• _Exercise requirements_:
Pick every line from the data below that contains the string "label" and copy it.

_ _ _ _

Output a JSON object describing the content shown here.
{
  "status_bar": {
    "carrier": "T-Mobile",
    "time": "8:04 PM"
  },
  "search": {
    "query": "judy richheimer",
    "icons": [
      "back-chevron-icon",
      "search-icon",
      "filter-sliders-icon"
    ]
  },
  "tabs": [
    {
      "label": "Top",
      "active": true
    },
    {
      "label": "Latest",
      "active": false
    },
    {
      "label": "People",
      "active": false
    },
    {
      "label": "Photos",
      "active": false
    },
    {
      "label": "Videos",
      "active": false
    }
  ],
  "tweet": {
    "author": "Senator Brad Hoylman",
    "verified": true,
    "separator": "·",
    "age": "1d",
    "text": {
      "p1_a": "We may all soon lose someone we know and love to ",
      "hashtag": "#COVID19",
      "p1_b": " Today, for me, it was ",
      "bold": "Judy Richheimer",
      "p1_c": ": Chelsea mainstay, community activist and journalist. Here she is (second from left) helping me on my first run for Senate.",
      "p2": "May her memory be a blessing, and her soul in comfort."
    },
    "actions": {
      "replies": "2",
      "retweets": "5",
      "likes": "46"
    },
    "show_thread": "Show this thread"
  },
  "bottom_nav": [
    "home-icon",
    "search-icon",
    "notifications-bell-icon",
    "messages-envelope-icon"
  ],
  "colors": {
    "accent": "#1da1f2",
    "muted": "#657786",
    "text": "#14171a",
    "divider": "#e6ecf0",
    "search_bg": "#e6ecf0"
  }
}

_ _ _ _

• _Reply to the task_:
      "label": "Top",
      "label": "Latest",
      "label": "People",
      "label": "Photos",
      "label": "Videos",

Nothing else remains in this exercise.